## Requirement
In your answer, print every record exactly as it is written.

## Material supplied

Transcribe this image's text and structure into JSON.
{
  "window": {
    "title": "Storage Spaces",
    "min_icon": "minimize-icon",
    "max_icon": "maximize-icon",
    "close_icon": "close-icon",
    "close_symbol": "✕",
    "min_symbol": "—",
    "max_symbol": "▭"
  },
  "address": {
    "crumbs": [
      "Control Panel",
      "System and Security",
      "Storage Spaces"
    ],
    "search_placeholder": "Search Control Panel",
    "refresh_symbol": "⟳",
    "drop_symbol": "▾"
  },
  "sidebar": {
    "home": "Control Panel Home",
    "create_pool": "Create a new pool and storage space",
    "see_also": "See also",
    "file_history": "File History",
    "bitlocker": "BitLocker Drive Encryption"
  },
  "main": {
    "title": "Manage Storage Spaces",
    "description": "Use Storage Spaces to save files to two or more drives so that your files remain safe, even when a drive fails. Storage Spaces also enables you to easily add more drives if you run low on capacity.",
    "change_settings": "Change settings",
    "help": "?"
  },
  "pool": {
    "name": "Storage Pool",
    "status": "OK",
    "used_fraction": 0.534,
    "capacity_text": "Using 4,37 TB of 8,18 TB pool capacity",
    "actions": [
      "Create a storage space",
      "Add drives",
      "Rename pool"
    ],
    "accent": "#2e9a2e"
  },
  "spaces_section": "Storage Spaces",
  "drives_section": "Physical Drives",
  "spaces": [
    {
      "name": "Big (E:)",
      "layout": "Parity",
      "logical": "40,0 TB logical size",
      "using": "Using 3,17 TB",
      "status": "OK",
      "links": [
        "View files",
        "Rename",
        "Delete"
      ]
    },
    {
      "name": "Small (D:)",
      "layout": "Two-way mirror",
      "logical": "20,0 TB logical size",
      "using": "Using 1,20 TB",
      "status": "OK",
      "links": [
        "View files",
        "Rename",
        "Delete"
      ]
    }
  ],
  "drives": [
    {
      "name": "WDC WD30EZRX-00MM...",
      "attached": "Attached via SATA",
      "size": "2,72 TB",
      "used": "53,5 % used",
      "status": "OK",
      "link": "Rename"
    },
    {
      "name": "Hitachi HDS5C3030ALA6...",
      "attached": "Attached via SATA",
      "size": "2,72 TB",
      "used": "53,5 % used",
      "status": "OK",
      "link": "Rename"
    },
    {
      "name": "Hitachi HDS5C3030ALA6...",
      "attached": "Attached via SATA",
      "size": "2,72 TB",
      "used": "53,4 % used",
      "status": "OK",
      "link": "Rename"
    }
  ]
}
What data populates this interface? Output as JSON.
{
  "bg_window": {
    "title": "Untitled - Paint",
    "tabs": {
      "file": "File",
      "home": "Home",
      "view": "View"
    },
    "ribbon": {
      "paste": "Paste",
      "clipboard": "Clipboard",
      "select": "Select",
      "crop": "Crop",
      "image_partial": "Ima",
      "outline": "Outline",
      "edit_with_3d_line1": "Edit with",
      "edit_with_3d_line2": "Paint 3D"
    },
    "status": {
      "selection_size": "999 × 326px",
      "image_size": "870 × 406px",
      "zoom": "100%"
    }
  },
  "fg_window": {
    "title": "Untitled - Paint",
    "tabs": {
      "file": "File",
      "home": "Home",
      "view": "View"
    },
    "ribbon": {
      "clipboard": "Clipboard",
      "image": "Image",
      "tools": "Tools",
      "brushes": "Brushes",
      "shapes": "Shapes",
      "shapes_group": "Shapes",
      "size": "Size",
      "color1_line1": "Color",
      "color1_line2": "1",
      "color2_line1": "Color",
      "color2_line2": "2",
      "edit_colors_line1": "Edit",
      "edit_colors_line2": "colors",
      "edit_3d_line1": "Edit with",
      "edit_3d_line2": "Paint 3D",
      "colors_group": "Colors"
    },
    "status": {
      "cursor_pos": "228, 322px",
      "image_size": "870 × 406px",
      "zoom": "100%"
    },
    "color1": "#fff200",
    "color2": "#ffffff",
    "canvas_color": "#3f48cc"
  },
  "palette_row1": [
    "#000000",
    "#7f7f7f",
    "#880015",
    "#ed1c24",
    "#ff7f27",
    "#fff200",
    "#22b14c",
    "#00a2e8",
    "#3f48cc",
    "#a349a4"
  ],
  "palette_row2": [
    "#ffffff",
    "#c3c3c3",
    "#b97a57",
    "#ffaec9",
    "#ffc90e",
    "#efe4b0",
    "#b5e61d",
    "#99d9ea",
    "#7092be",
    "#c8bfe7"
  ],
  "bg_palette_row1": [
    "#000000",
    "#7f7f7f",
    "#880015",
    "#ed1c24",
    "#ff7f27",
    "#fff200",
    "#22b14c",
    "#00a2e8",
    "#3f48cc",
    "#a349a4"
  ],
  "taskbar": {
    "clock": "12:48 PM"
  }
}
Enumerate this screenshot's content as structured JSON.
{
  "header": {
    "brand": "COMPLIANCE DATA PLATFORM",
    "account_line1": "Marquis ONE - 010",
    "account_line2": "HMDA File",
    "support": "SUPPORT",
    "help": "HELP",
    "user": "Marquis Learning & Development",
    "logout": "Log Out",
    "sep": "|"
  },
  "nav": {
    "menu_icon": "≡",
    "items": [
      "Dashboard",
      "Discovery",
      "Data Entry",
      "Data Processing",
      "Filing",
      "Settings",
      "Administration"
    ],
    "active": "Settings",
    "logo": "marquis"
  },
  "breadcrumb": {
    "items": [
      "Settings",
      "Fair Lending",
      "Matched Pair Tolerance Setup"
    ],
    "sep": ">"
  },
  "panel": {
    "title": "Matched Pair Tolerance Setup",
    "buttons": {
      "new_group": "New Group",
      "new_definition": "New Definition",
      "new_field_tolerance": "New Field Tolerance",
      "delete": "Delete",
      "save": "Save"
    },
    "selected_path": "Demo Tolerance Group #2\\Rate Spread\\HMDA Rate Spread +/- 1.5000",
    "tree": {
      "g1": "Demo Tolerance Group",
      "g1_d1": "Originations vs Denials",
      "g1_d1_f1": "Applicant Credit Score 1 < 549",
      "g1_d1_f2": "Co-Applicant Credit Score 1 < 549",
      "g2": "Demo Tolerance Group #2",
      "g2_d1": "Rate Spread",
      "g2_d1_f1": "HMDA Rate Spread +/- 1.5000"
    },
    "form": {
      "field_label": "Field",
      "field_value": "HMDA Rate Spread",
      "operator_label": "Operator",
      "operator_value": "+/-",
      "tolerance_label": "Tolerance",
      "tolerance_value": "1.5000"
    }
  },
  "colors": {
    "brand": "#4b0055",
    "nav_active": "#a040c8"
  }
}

## Reply
Transcribe this image's text and structure into JSON.
{
  "window": {
    "title": "Storage Spaces",
    "min_icon": "minimize-icon",
    "max_icon": "maximize-icon",
    "close_icon": "close-icon",
    "close_symbol": "✕",
    "min_symbol": "—",
    "max_symbol": "▭"
  },
  "address": {
    "crumbs": [
      "Control Panel",
      "System and Security",
      "Storage Spaces"
    ],
    "search_placeholder": "Search Control Panel",
    "refresh_symbol": "⟳",
    "drop_symbol": "▾"
  },
  "sidebar": {
    "home": "Control Panel Home",
    "create_pool": "Create a new pool and storage space",
    "see_also": "See also",
    "file_history": "File History",
    "bitlocker": "BitLocker Drive Encryption"
  },
  "main": {
    "title": "Manage Storage Spaces",
    "description": "Use Storage Spaces to save files to two or more drives so that your files remain safe, even when a drive fails. Storage Spaces also enables you to easily add more drives if you run low on capacity.",
    "change_settings": "Change settings",
    "help": "?"
  },
  "pool": {
    "name": "Storage Pool",
    "status": "OK",
    "used_fraction": 0.534,
    "capacity_text": "Using 4,37 TB of 8,18 TB pool capacity",
    "actions": [
      "Create a storage space",
      "Add drives",
      "Rename pool"
    ],
    "accent": "#2e9a2e"
  },
  "spaces_section": "Storage Spaces",
  "drives_section": "Physical Drives",
  "spaces": [
    {
      "name": "Big (E:)",
      "layout": "Parity",
      "logical": "40,0 TB logical size",
      "using": "Using 3,17 TB",
      "status": "OK",
      "links": [
        "View files",
        "Rename",
        "Delete"
      ]
    },
    {
      "name": "Small (D:)",
      "layout": "Two-way mirror",
      "logical": "20,0 TB logical size",
      "using": "Using 1,20 TB",
      "status": "OK",
      "links": [
        "View files",
        "Rename",
        "Delete"
      ]
    }
  ],
  "drives": [
    {
      "name": "WDC WD30EZRX-00MM...",
      "attached": "Attached via SATA",
      "size": "2,72 TB",
      "used": "53,5 % used",
      "status": "OK",
      "link": "Rename"
    },
    {
      "name": "Hitachi HDS5C3030ALA6...",
      "attached": "Attached via SATA",
      "size": "2,72 TB",
      "used": "53,5 % used",
      "status": "OK",
      "link": "Rename"
    },
    {
      "name": "Hitachi HDS5C3030ALA6...",
      "attached": "Attached via SATA",
      "size": "2,72 TB",
      "used": "53,4 % used",
      "status": "OK",
      "link": "Rename"
    }
  ]
}
What data populates this interface? Output as JSON.
{
  "bg_window": {
    "title": "Untitled - Paint",
    "tabs": {
      "file": "File",
      "home": "Home",
      "view": "View"
    },
    "ribbon": {
      "paste": "Paste",
      "clipboard": "Clipboard",
      "select": "Select",
      "crop": "Crop",
      "image_partial": "Ima",
      "outline": "Outline",
      "edit_with_3d_line1": "Edit with",
      "edit_with_3d_line2": "Paint 3D"
    },
    "status": {
      "selection_size": "999 × 326px",
      "image_size": "870 × 406px",
      "zoom": "100%"
    }
  },
  "fg_window": {
    "title": "Untitled - Paint",
    "tabs": {
      "file": "File",
      "home": "Home",
      "view": "View"
    },
    "ribbon": {
      "clipboard": "Clipboard",
      "image": "Image",
      "tools": "Tools",
      "brushes": "Brushes",
      "shapes": "Shapes",
      "shapes_group": "Shapes",
      "size": "Size",
      "color1_line1": "Color",
      "color1_line2": "1",
      "color2_line1": "Color",
      "color2_line2": "2",
      "edit_colors_line1": "Edit",
      "edit_colors_line2": "colors",
      "edit_3d_line1": "Edit with",
      "edit_3d_line2": "Paint 3D",
      "colors_group": "Colors"
    },
    "status": {
      "cursor_pos": "228, 322px",
      "image_size": "870 × 406px",
      "zoom": "100%"
    },
    "color1": "#fff200",
    "color2": "#ffffff",
    "canvas_color": "#3f48cc"
  },
  "palette_row1": [
    "#000000",
    "#7f7f7f",
    "#880015",
    "#ed1c24",
    "#ff7f27",
    "#fff200",
    "#22b14c",
    "#00a2e8",
    "#3f48cc",
    "#a349a4"
  ],
  "palette_row2": [
    "#ffffff",
    "#c3c3c3",
    "#b97a57",
    "#ffaec9",
    "#ffc90e",
    "#efe4b0",
    "#b5e61d",
    "#99d9ea",
    "#7092be",
    "#c8bfe7"
  ],
  "bg_palette_row1": [
    "#000000",
    "#7f7f7f",
    "#880015",
    "#ed1c24",
    "#ff7f27",
    "#fff200",
    "#22b14c",
    "#00a2e8",
    "#3f48cc",
    "#a349a4"
  ],
  "taskbar": {
    "clock": "12:48 PM"
  }
}
Enumerate this screenshot's content as structured JSON.
{
  "header": {
    "brand": "COMPLIANCE DATA PLATFORM",
    "account_line1": "Marquis ONE - 010",
    "account_line2": "HMDA File",
    "support": "SUPPORT",
    "help": "HELP",
    "user": "Marquis Learning & Development",
    "logout": "Log Out",
    "sep": "|"
  },
  "nav": {
    "menu_icon": "≡",
    "items": [
      "Dashboard",
      "Discovery",
      "Data Entry",
      "Data Processing",
      "Filing",
      "Settings",
      "Administration"
    ],
    "active": "Settings",
    "logo": "marquis"
  },
  "breadcrumb": {
    "items": [
      "Settings",
      "Fair Lending",
      "Matched Pair Tolerance Setup"
    ],
    "sep": ">"
  },
  "panel": {
    "title": "Matched Pair Tolerance Setup",
    "buttons": {
      "new_group": "New Group",
      "new_definition": "New Definition",
      "new_field_tolerance": "New Field Tolerance",
      "delete": "Delete",
      "save": "Save"
    },
    "selected_path": "Demo Tolerance Group #2\\Rate Spread\\HMDA Rate Spread +/- 1.5000",
    "tree": {
      "g1": "Demo Tolerance Group",
      "g1_d1": "Originations vs Denials",
      "g1_d1_f1": "Applicant Credit Score 1 < 549",
      "g1_d1_f2": "Co-Applicant Credit Score 1 < 549",
      "g2": "Demo Tolerance Group #2",
      "g2_d1": "Rate Spread",
      "g2_d1_f1": "HMDA Rate Spread +/- 1.5000"
    },
    "form": {
      "field_label": "Field",
      "field_value": "HMDA Rate Spread",
      "operator_label": "Operator",
      "operator_value": "+/-",
      "tolerance_label": "Tolerance",
      "tolerance_value": "1.5000"
    }
  },
  "colors": {
    "brand": "#4b0055",
    "nav_active": "#a040c8"
  }
}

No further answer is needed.